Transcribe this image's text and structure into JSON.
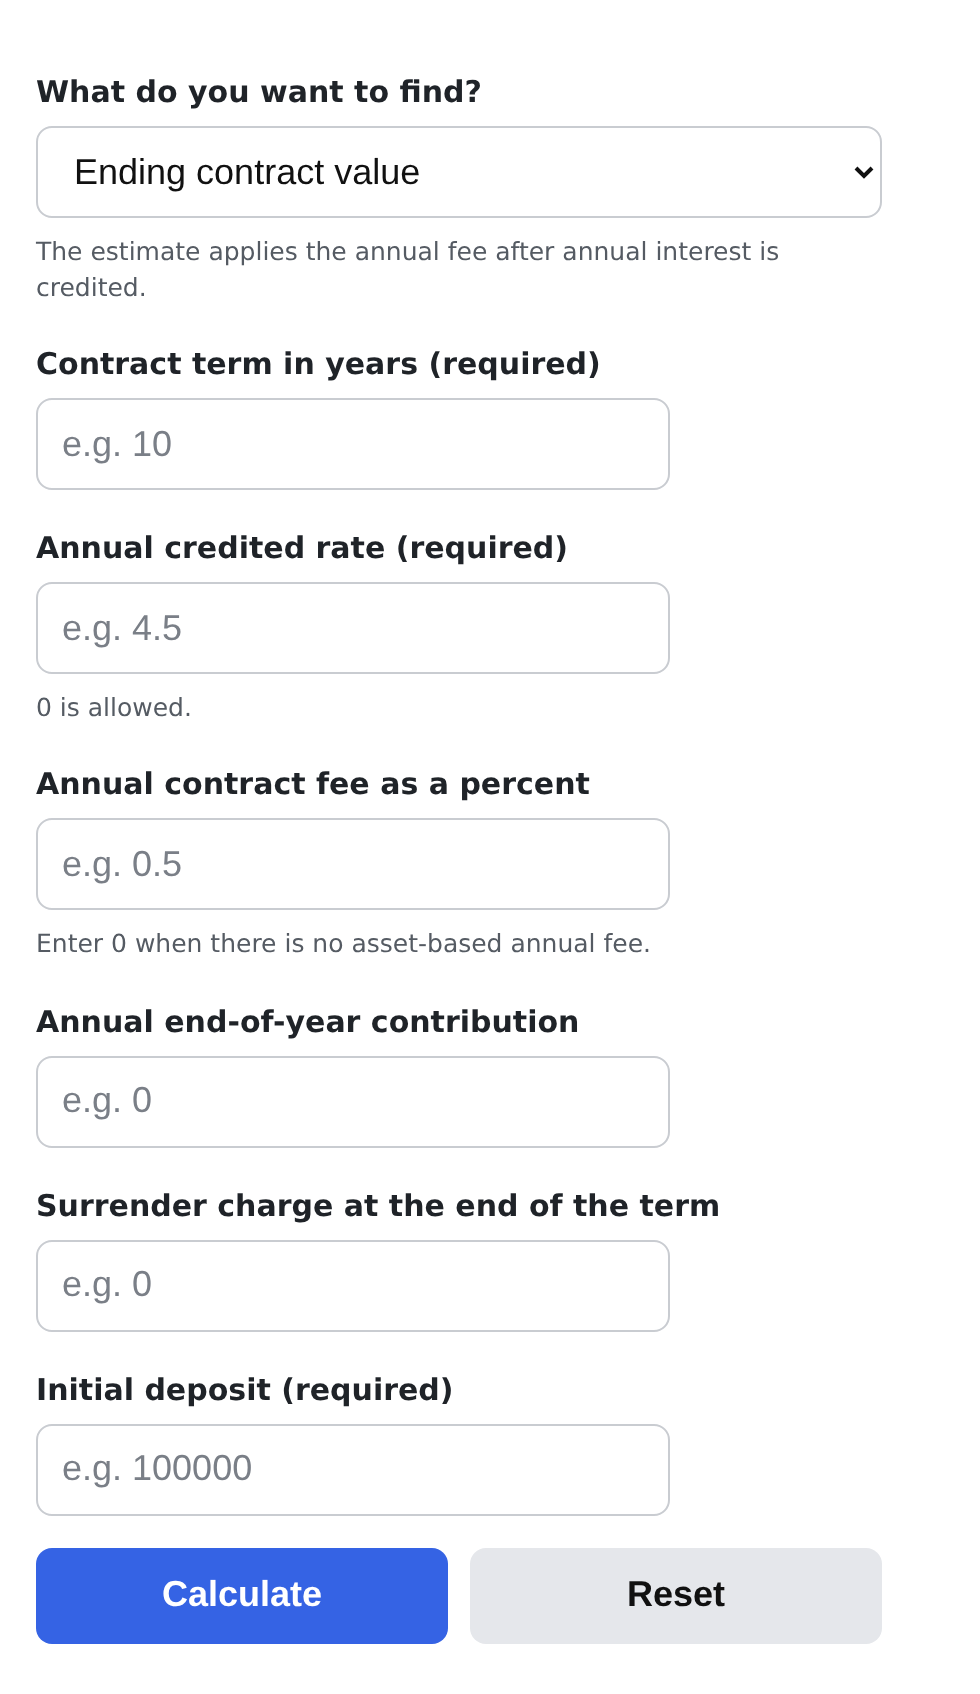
{
  "goal": {
    "label": "What do you want to find?",
    "value": "Ending contract value",
    "hint": "The estimate applies the annual fee after annual interest is credited."
  },
  "fields": [
    {
      "label": "Contract term in years (required)",
      "placeholder": "e.g. 10"
    },
    {
      "label": "Annual credited rate (required)",
      "placeholder": "e.g. 4.5",
      "hint": "0 is allowed."
    },
    {
      "label": "Annual contract fee as a percent",
      "placeholder": "e.g. 0.5",
      "hint": "Enter 0 when there is no asset-based annual fee."
    },
    {
      "label": "Annual end-of-year contribution",
      "placeholder": "e.g. 0"
    },
    {
      "label": "Surrender charge at the end of the term",
      "placeholder": "e.g. 0"
    },
    {
      "label": "Initial deposit (required)",
      "placeholder": "e.g. 100000"
    }
  ],
  "buttons": [
    {
      "label": "Calculate",
      "kind": "primary"
    },
    {
      "label": "Reset",
      "kind": "secondary"
    }
  ]
}
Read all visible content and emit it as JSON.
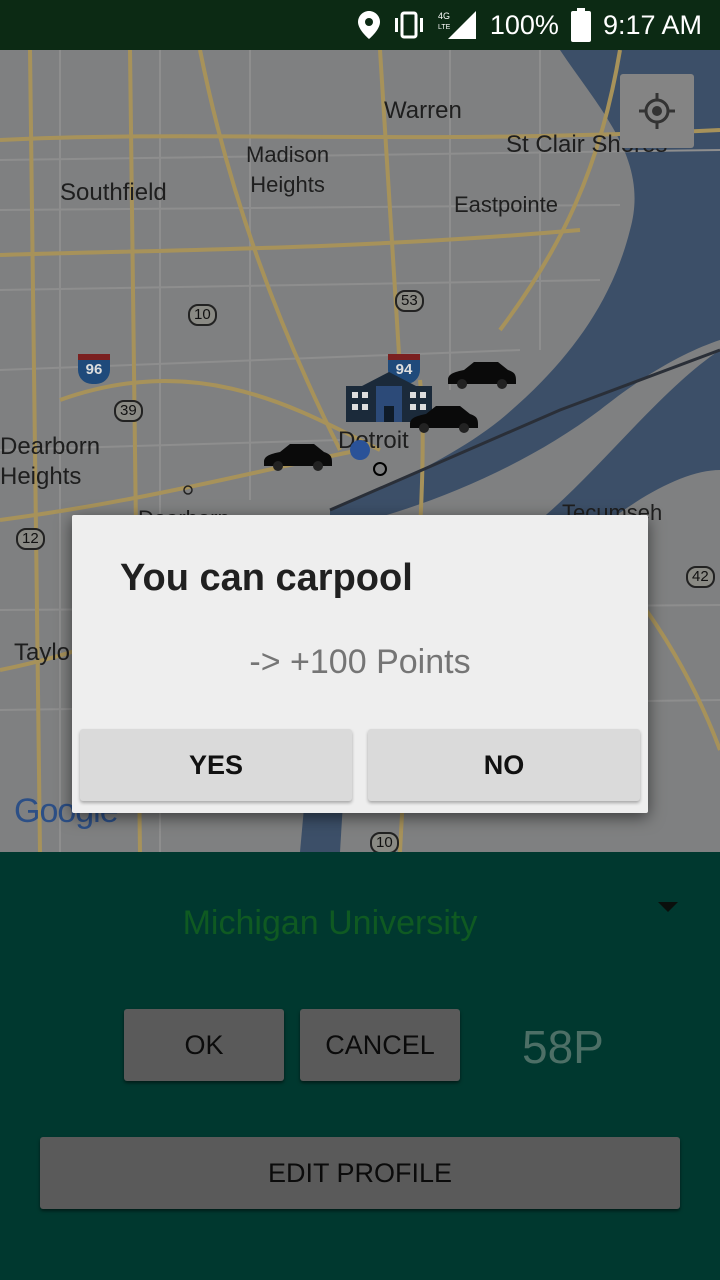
{
  "status_bar": {
    "network": "4G LTE",
    "battery": "100%",
    "time": "9:17 AM"
  },
  "map": {
    "labels": {
      "warren": "Warren",
      "st_clair_shores": "St Clair Shores",
      "madison_heights": "Madison\nHeights",
      "southfield": "Southfield",
      "eastpointe": "Eastpointe",
      "dearborn_heights": "Dearborn\nHeights",
      "detroit": "Detroit",
      "dearborn": "Dearborn",
      "taylor": "Taylo",
      "tecumseh": "Tecumseh"
    },
    "shields": {
      "r10": "10",
      "r53": "53",
      "r39": "39",
      "r12": "12",
      "r42": "42",
      "r10b": "10",
      "i96": "96",
      "i94": "94"
    },
    "attribution": "Google"
  },
  "dialog": {
    "title": "You can carpool",
    "message": "-> +100 Points",
    "yes_label": "YES",
    "no_label": "NO"
  },
  "panel": {
    "destination": "Michigan University",
    "ok_label": "OK",
    "cancel_label": "CANCEL",
    "points": "58P",
    "edit_profile_label": "EDIT PROFILE"
  }
}
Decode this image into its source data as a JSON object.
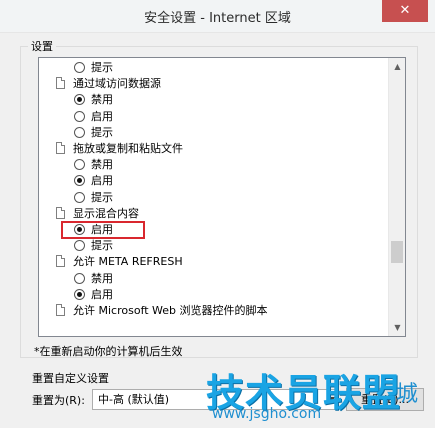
{
  "window": {
    "title": "安全设置 - Internet 区域",
    "close_glyph": "✕"
  },
  "settings_label": "设置",
  "tree": {
    "items": [
      {
        "kind": "radio",
        "label": "提示",
        "checked": false
      },
      {
        "kind": "setting",
        "label": "通过域访问数据源"
      },
      {
        "kind": "radio",
        "label": "禁用",
        "checked": true
      },
      {
        "kind": "radio",
        "label": "启用",
        "checked": false
      },
      {
        "kind": "radio",
        "label": "提示",
        "checked": false
      },
      {
        "kind": "setting",
        "label": "拖放或复制和粘贴文件"
      },
      {
        "kind": "radio",
        "label": "禁用",
        "checked": false
      },
      {
        "kind": "radio",
        "label": "启用",
        "checked": true
      },
      {
        "kind": "radio",
        "label": "提示",
        "checked": false
      },
      {
        "kind": "setting",
        "label": "显示混合内容"
      },
      {
        "kind": "radio",
        "label": "启用",
        "checked": true
      },
      {
        "kind": "radio",
        "label": "提示",
        "checked": false
      },
      {
        "kind": "setting",
        "label": "允许 META REFRESH"
      },
      {
        "kind": "radio",
        "label": "禁用",
        "checked": false
      },
      {
        "kind": "radio",
        "label": "启用",
        "checked": true
      },
      {
        "kind": "setting",
        "label": "允许 Microsoft Web 浏览器控件的脚本"
      }
    ],
    "highlighted_index": 10
  },
  "scrollbar": {
    "up_glyph": "▲",
    "down_glyph": "▼"
  },
  "restart_note": "*在重新启动你的计算机后生效",
  "reset": {
    "group_label": "重置自定义设置",
    "reset_to_label": "重置为(R):",
    "selected_value": "中-高 (默认值)",
    "dropdown_glyph": "▼",
    "button_label": "重置(E)..."
  },
  "watermark": {
    "main_text": "技术员联盟",
    "url": "www.jsgho.com",
    "side_text": "城"
  }
}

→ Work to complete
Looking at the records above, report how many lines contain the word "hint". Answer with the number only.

→ Task output
3